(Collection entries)
________________

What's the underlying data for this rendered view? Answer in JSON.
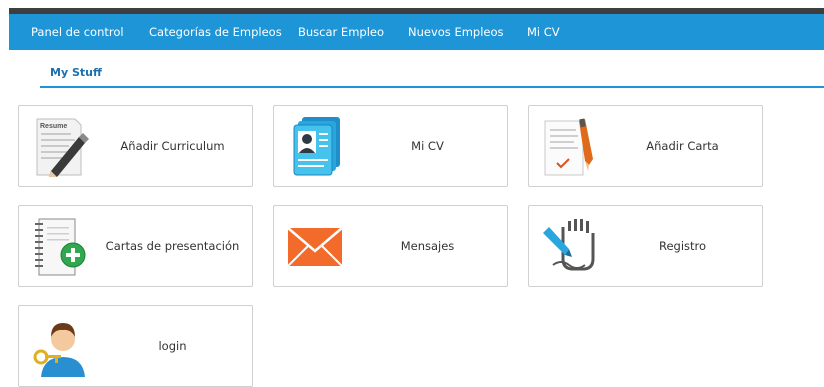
{
  "nav": {
    "items": [
      "Panel de control",
      "Categorías de Empleos",
      "Buscar Empleo",
      "Nuevos Empleos",
      "Mi CV"
    ]
  },
  "tabs": {
    "my_stuff": "My Stuff"
  },
  "cards": [
    {
      "label": "Añadir Curriculum",
      "icon": "resume-edit-icon"
    },
    {
      "label": "Mi CV",
      "icon": "profile-card-icon"
    },
    {
      "label": "Añadir Carta",
      "icon": "letter-pen-icon"
    },
    {
      "label": "Cartas de presentación",
      "icon": "notebook-add-icon"
    },
    {
      "label": "Mensajes",
      "icon": "envelope-icon"
    },
    {
      "label": "Registro",
      "icon": "signature-hand-icon"
    },
    {
      "label": "login",
      "icon": "user-key-icon"
    }
  ],
  "resume_icon_text": "Resume",
  "colors": {
    "nav_bg": "#1e95d6",
    "top_strip": "#3e3e3e",
    "tab_text": "#1c6fb0",
    "card_border": "#d0d0d0"
  }
}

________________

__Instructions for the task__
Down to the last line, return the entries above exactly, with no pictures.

__Reply__
What's the underlying data for this rendered view? Answer in JSON.
{
  "nav": {
    "items": [
      "Panel de control",
      "Categorías de Empleos",
      "Buscar Empleo",
      "Nuevos Empleos",
      "Mi CV"
    ]
  },
  "tabs": {
    "my_stuff": "My Stuff"
  },
  "cards": [
    {
      "label": "Añadir Curriculum",
      "icon": "resume-edit-icon"
    },
    {
      "label": "Mi CV",
      "icon": "profile-card-icon"
    },
    {
      "label": "Añadir Carta",
      "icon": "letter-pen-icon"
    },
    {
      "label": "Cartas de presentación",
      "icon": "notebook-add-icon"
    },
    {
      "label": "Mensajes",
      "icon": "envelope-icon"
    },
    {
      "label": "Registro",
      "icon": "signature-hand-icon"
    },
    {
      "label": "login",
      "icon": "user-key-icon"
    }
  ],
  "resume_icon_text": "Resume",
  "colors": {
    "nav_bg": "#1e95d6",
    "top_strip": "#3e3e3e",
    "tab_text": "#1c6fb0",
    "card_border": "#d0d0d0"
  }
}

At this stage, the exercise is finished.